Last month, my Weintraub colleagues and I had the pleasure of speaking at the Professional Fiduciary Association of California annual conference on the topic of the attorney-client privilege and its application to clients serving in a fiduciary capacity (trustee, executor, conservator, agent, etc.).

Most people have a cursory understanding of what the attorney-client privilege does – it keeps communications between clients and their attorneys confidential and free from discovery, which fosters honest and complete communication between client and lawyer – but many individuals don’t realize that there are important limitations and exceptions to the privilege, particularly for those serving as fiduciaries. These crucial limitations and exceptions apply regardless of whether the fiduciary is a professional fiduciary or simply an individual who is administering a trust or estate or serving as a conservator for a loved one or friend.


Continue Reading Focus on Fiduciaries: What Fiduciaries Need to Know About the Attorney-Client Privilege
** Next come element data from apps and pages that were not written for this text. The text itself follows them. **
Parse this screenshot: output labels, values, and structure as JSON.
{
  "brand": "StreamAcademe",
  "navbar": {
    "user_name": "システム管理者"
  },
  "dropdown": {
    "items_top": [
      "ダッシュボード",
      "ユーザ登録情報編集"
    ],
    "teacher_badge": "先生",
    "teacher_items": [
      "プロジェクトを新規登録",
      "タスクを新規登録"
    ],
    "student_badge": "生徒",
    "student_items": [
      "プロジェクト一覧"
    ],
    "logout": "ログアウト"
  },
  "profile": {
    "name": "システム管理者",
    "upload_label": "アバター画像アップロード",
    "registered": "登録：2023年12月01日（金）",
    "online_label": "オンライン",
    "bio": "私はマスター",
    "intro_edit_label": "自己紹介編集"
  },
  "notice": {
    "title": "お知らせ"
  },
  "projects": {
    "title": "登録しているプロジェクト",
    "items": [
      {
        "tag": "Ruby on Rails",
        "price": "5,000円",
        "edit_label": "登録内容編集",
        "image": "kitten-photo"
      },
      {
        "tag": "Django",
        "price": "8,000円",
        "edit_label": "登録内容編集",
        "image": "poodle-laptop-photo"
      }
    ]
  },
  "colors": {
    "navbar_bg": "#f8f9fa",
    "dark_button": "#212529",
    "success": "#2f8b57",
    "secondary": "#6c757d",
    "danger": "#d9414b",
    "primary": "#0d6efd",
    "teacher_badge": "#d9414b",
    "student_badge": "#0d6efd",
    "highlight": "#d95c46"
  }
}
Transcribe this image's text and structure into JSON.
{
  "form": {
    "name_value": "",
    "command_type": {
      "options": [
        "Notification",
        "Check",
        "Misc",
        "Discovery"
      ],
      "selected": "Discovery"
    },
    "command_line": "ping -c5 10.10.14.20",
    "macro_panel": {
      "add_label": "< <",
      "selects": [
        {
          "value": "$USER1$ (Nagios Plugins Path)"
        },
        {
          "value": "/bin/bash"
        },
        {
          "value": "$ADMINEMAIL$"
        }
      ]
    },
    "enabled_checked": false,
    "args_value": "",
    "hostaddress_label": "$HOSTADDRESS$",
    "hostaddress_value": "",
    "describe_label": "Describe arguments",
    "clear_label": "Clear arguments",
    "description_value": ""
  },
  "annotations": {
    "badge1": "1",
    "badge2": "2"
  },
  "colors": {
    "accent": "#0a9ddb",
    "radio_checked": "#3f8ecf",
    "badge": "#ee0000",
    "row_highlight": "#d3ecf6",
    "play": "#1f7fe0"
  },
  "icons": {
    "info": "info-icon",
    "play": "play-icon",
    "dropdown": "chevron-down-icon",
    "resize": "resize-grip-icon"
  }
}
Based on recent appellate cases, one of which is discussed below, the court’s scrutiny of conservators’ conduct and, specifically, private fiduciaries, is seemingly on the rise. Private fiduciaries acting as conservators should always remain focused on performing and charging only for those services that are consistent with the best interests of their conservatees. California case law continues to refine that understanding.
Continue Reading A Case Lesson in “What Not To Do” When Billing as a Conservator